A lot of cops seem to have trouble catching up with the surveillance state. They still act like crooked cops even though they have their own dash cams staring right at them and listening to everything they’re saying.
If it weren’t for their dash cam videos, they would’ve easily gotten away with what they did, because no judge or prosecutor would question the cops’ account. It makes you wonder how often they do these sorts of things. From Courthouse News:
Allison Ross, who was arrested after the second search of her home, sued the Santa Clara County Sheriff’s Department, its crime lab, Sheriff Laurie Smith, and 12 of her officers, in Federal Court.

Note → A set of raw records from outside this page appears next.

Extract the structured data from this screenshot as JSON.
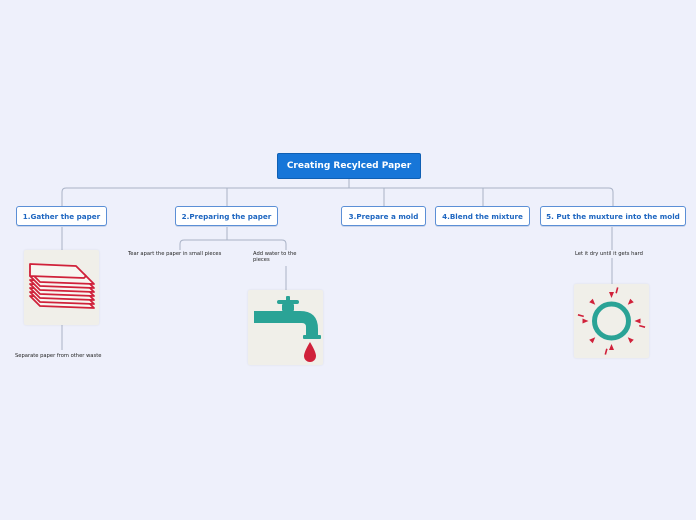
{
  "title": "Creating Recylced Paper",
  "branches": [
    {
      "label": "1.Gather the paper"
    },
    {
      "label": "2.Preparing the paper"
    },
    {
      "label": "3.Prepare a mold"
    },
    {
      "label": "4.Blend the mixture"
    },
    {
      "label": "5. Put the muxture into the mold"
    }
  ],
  "leaves": {
    "separate": "Separate paper from other waste",
    "tear": "Tear apart  the paper in small pieces",
    "water": "Add water to the pieces",
    "dry": "Let it dry until it gets hard"
  },
  "icons": {
    "paper": "paper-stack-icon",
    "faucet": "water-faucet-icon",
    "sun": "sun-icon"
  },
  "colors": {
    "root": "#1776d8",
    "branch_text": "#1e66c0",
    "connector": "#a9b2c6",
    "icon_red": "#d0213a",
    "icon_teal": "#2aa396"
  }
}
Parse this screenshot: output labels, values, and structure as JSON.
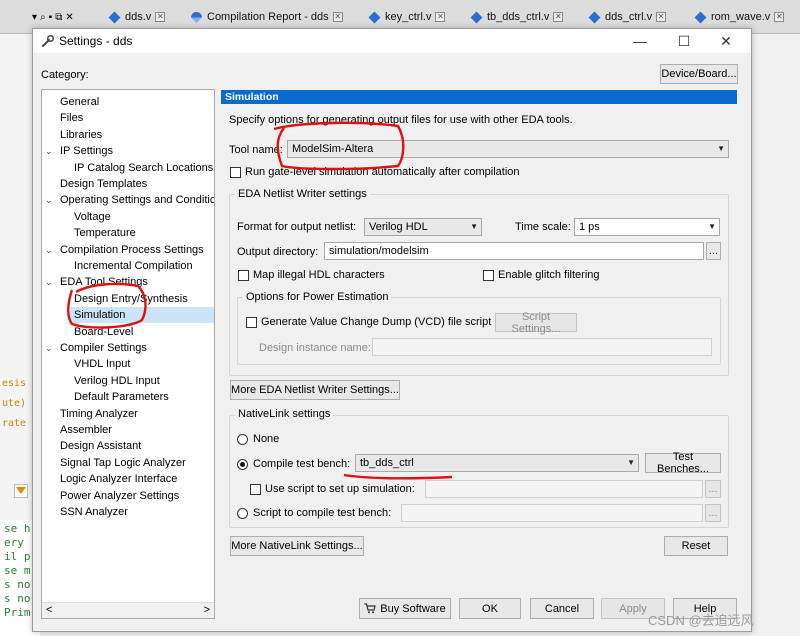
{
  "ide": {
    "tabs": [
      {
        "label": "dds.v"
      },
      {
        "label": "Compilation Report - dds"
      },
      {
        "label": "key_ctrl.v"
      },
      {
        "label": "tb_dds_ctrl.v"
      },
      {
        "label": "dds_ctrl.v"
      },
      {
        "label": "rom_wave.v"
      }
    ],
    "left_fragments": [
      "esis",
      "ute)",
      "rate"
    ],
    "code_fragments": "se h\nery\nil p\nse m\ns no\ns no\nPrim"
  },
  "dialog": {
    "title": "Settings - dds",
    "minimize": "—",
    "maximize": "☐",
    "close": "✕",
    "category_label": "Category:",
    "device_board_button": "Device/Board...",
    "tree": [
      {
        "label": "General",
        "level": 0,
        "arrow": ""
      },
      {
        "label": "Files",
        "level": 0,
        "arrow": ""
      },
      {
        "label": "Libraries",
        "level": 0,
        "arrow": ""
      },
      {
        "label": "IP Settings",
        "level": 0,
        "arrow": "⌄"
      },
      {
        "label": "IP Catalog Search Locations",
        "level": 1,
        "arrow": ""
      },
      {
        "label": "Design Templates",
        "level": 0,
        "arrow": ""
      },
      {
        "label": "Operating Settings and Conditic",
        "level": 0,
        "arrow": "⌄"
      },
      {
        "label": "Voltage",
        "level": 1,
        "arrow": ""
      },
      {
        "label": "Temperature",
        "level": 1,
        "arrow": ""
      },
      {
        "label": "Compilation Process Settings",
        "level": 0,
        "arrow": "⌄"
      },
      {
        "label": "Incremental Compilation",
        "level": 1,
        "arrow": ""
      },
      {
        "label": "EDA Tool Settings",
        "level": 0,
        "arrow": "⌄"
      },
      {
        "label": "Design Entry/Synthesis",
        "level": 1,
        "arrow": ""
      },
      {
        "label": "Simulation",
        "level": 1,
        "arrow": "",
        "selected": true
      },
      {
        "label": "Board-Level",
        "level": 1,
        "arrow": ""
      },
      {
        "label": "Compiler Settings",
        "level": 0,
        "arrow": "⌄"
      },
      {
        "label": "VHDL Input",
        "level": 1,
        "arrow": ""
      },
      {
        "label": "Verilog HDL Input",
        "level": 1,
        "arrow": ""
      },
      {
        "label": "Default Parameters",
        "level": 1,
        "arrow": ""
      },
      {
        "label": "Timing Analyzer",
        "level": 0,
        "arrow": ""
      },
      {
        "label": "Assembler",
        "level": 0,
        "arrow": ""
      },
      {
        "label": "Design Assistant",
        "level": 0,
        "arrow": ""
      },
      {
        "label": "Signal Tap Logic Analyzer",
        "level": 0,
        "arrow": ""
      },
      {
        "label": "Logic Analyzer Interface",
        "level": 0,
        "arrow": ""
      },
      {
        "label": "Power Analyzer Settings",
        "level": 0,
        "arrow": ""
      },
      {
        "label": "SSN Analyzer",
        "level": 0,
        "arrow": ""
      }
    ],
    "tree_scroll_left": "<",
    "tree_scroll_right": ">",
    "panel": {
      "header": "Simulation",
      "description": "Specify options for generating output files for use with other EDA tools.",
      "tool_name_label": "Tool name:",
      "tool_name_value": "ModelSim-Altera",
      "run_gate_level_label": "Run gate-level simulation automatically after compilation",
      "eda_netlist_group": "EDA Netlist Writer settings",
      "format_label": "Format for output netlist:",
      "format_value": "Verilog HDL",
      "time_scale_label": "Time scale:",
      "time_scale_value": "1 ps",
      "output_dir_label": "Output directory:",
      "output_dir_value": "simulation/modelsim",
      "browse_label": "...",
      "map_illegal_label": "Map illegal HDL characters",
      "enable_glitch_label": "Enable glitch filtering",
      "power_group": "Options for Power Estimation",
      "vcd_label": "Generate Value Change Dump (VCD) file script",
      "script_settings_button": "Script Settings...",
      "design_instance_label": "Design instance name:",
      "more_eda_button": "More EDA Netlist Writer Settings...",
      "nativelink_group": "NativeLink settings",
      "none_label": "None",
      "compile_tb_label": "Compile test bench:",
      "compile_tb_value": "tb_dds_ctrl",
      "test_benches_button": "Test Benches...",
      "use_script_label": "Use script to set up simulation:",
      "script_compile_label": "Script to compile test bench:",
      "more_nativelink_button": "More NativeLink Settings...",
      "reset_button": "Reset"
    },
    "footer": {
      "buy_software": "Buy Software",
      "ok": "OK",
      "cancel": "Cancel",
      "apply": "Apply",
      "help": "Help"
    }
  },
  "watermark": "CSDN @去追远风",
  "colors": {
    "accent": "#0a6bcc",
    "selection": "#cce4f7",
    "annotation": "#e01010"
  }
}
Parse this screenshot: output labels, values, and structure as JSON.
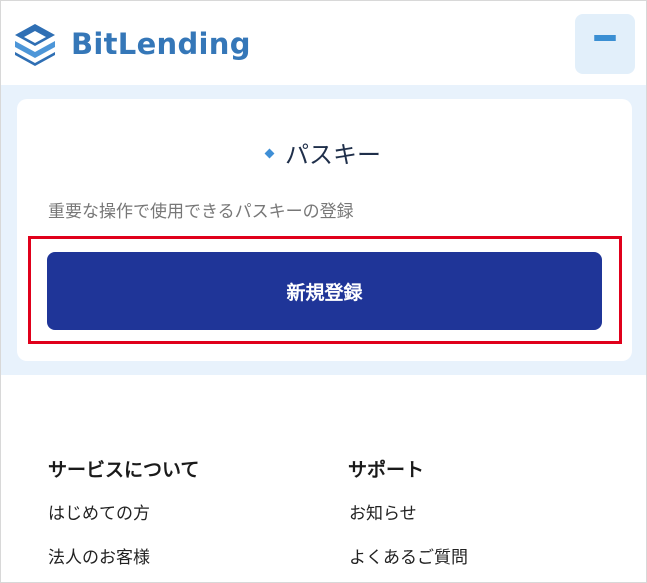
{
  "header": {
    "logo_text": "BitLending",
    "menu_icon": "hamburger-menu-icon",
    "brand_color": "#3577b8"
  },
  "passkey_card": {
    "title": "パスキー",
    "description": "重要な操作で使用できるパスキーの登録",
    "register_button_label": "新規登録",
    "button_color": "#1f3598",
    "highlight_color": "#e0001b"
  },
  "footer": {
    "columns": [
      {
        "heading": "サービスについて",
        "links": [
          "はじめての方",
          "法人のお客様"
        ]
      },
      {
        "heading": "サポート",
        "links": [
          "お知らせ",
          "よくあるご質問"
        ]
      }
    ]
  }
}
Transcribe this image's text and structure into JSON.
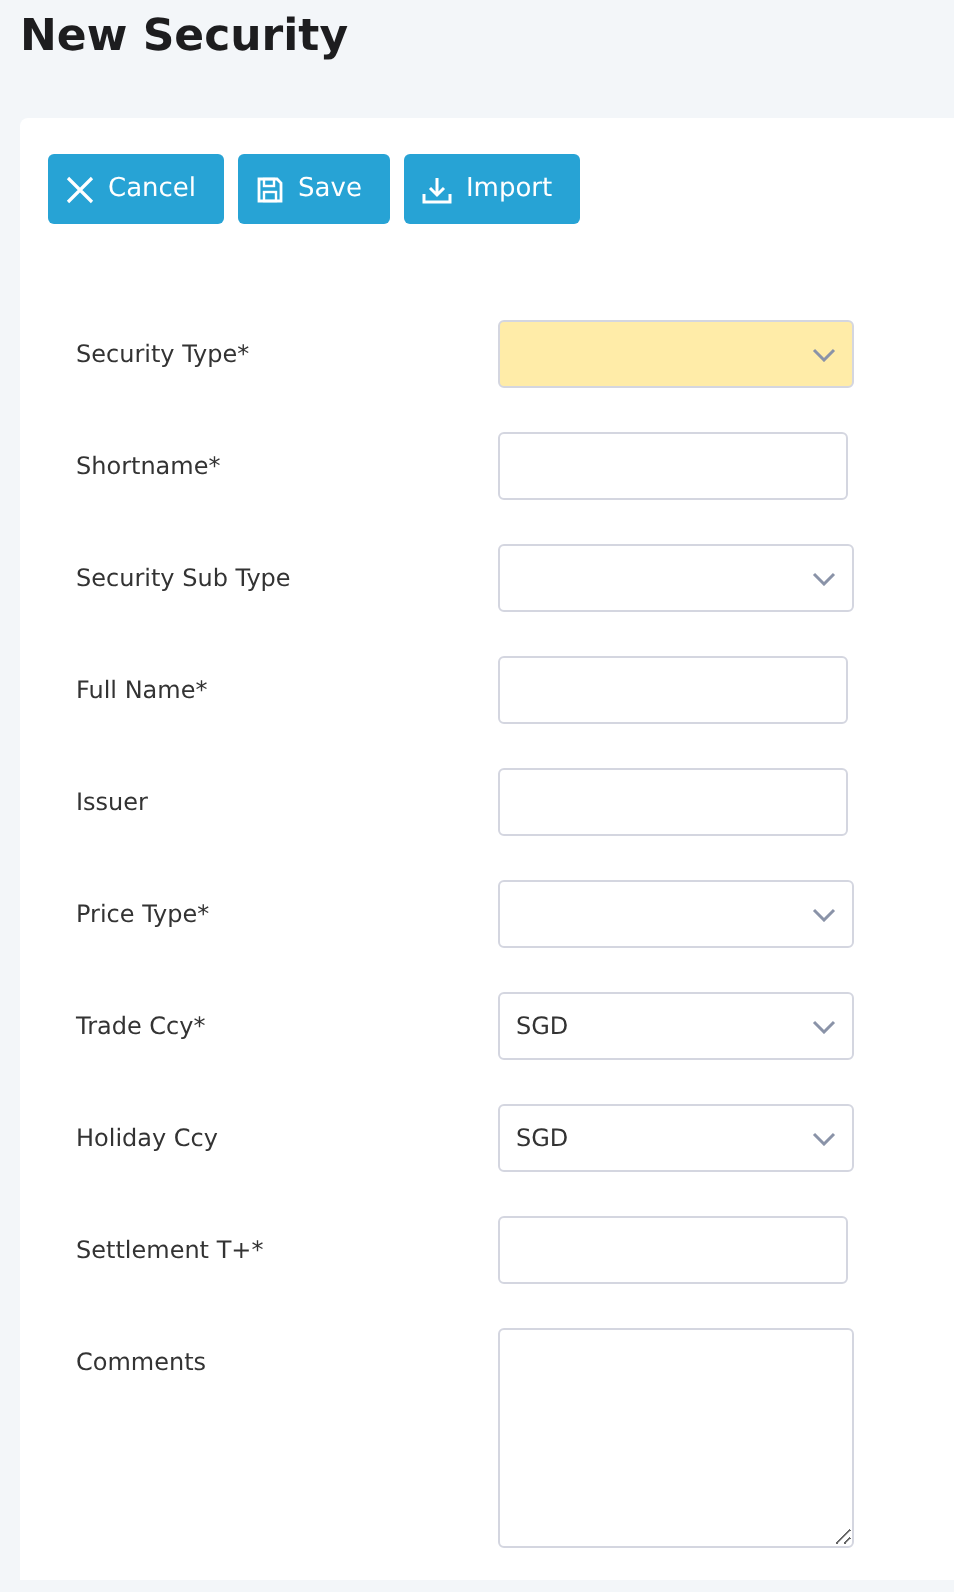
{
  "title": "New Security",
  "toolbar": [
    {
      "kind": "cancel",
      "label": "Cancel"
    },
    {
      "kind": "save",
      "label": "Save"
    },
    {
      "kind": "import",
      "label": "Import"
    }
  ],
  "fields": [
    {
      "label": "Security Type*",
      "kind": "select",
      "highlighted": true
    },
    {
      "label": "Shortname*",
      "kind": "text",
      "highlighted": false
    },
    {
      "label": "Security Sub Type",
      "kind": "select",
      "highlighted": false
    },
    {
      "label": "Full Name*",
      "kind": "text",
      "highlighted": false
    },
    {
      "label": "Issuer",
      "kind": "text",
      "highlighted": false
    },
    {
      "label": "Price Type*",
      "kind": "select",
      "highlighted": false
    },
    {
      "label": "Trade Ccy*",
      "kind": "select",
      "value": "SGD",
      "highlighted": false
    },
    {
      "label": "Holiday Ccy",
      "kind": "select",
      "value": "SGD",
      "highlighted": false
    },
    {
      "label": "Settlement T+*",
      "kind": "text",
      "highlighted": false
    },
    {
      "label": "Comments",
      "kind": "textarea",
      "highlighted": false
    }
  ]
}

Ross says that the deputies came to her home around 11 p.m. on New Years’ Eve, 2009, after arresting her husband several houses down the street from their family home. When the deputies approached, Ross was outside talking with a neighbor.
The deputies “unlawfully detained Ross while they proceeded to illegally enter and conduct an illegal search and seizure of her home. This was done under the false pretense of conducting a ‘safety sweep’ of the home for an attempted ‘home invasion,'” the complaint states.
Ross says she never gave the deputies permission to enter her home or gave them keys to do so.
The audio transcript from one of the sheriff vehicle’s dash cameras indicates that one of the officers said something to the effect of: “negative on the home invasion – we are sweeping the house,” the complaint states.
Deputies then re-entered the home and ransacked it, opening and rummaging through drawers in the bedrooms and kitchens. They placed personal property from around the house into one area in an effort to make it appear that the items were in plain sight, the complaint states.
While Ross was being held outside, she says, she overheard a deputy say that they had been denied a search warrant for the home.
Because the deputies failed to find any drugs in the home, “they planted narcotics which were kept in one of the sheriff’s vehicles. Statements to this effect can be heard over the vehicle dash camera on one of the defendant’s vehicles,” the lawsuit states.
“The Incident Report states that two bags of white powder were found and confiscated. However, pursuant to the vehicle dash camera video and transcript, the officers are heard on the recording saying: ‘the house is clean, there is no meth in the house’, ‘we’re gonna spike that and we’re gonna spike him.’ ‘I got the meth in the f—— car,'” the complaint states. (Epithet deleted in complaint.)
Of the 25 pictures taken of Ross’s home – including those of the kitchen counter where the drugs were supposedly found – none depicted the narcotics, Ross says.
“Moreover, at the preliminary hearing, the defendants admitted to not finding any narcotics inside plaintiff’s home,” the complaint states.
Ross believes that two blood samples she provided to the sheriff’s department were tampered with by the Santa Clara County Crime Lab.
Santa Clara County “improperly trained its phlebotomists and toxicologists to create negligent and/or false information and fabrications on toxicology reports,” she says.
Ross was arrested on suspicion of being under the influence of methamphetamine, a charge of which she was “completely innocent,” according to the complaint.
Four days into Ross’s criminal jury trial, the District Attorney’s Office dismissed the charges after the supervisor of the D.A.’s Misdemeanor Team became aware that false statements had been presented to the jury, according to the complaint.
Ross seeks punitive damages on 13 causes of action, including malicious prosecution, false imprisonment, intentional infliction of emotional distress, negligent hiring, conspiracy, and duty to expose exculpatory evidence.
Defendants include Deputies Cary Colla, Paulo Contreras, Jeff A. Jordahl, Richard Rowe, R. Lopez, C. Sims, Oberdorter, Rumley, McRoberts and Palonov, and Sgts. Benner and Rowberry.
Every one of these individuals involved should be given the exact same sentence that Ross would have received had she been found guilty.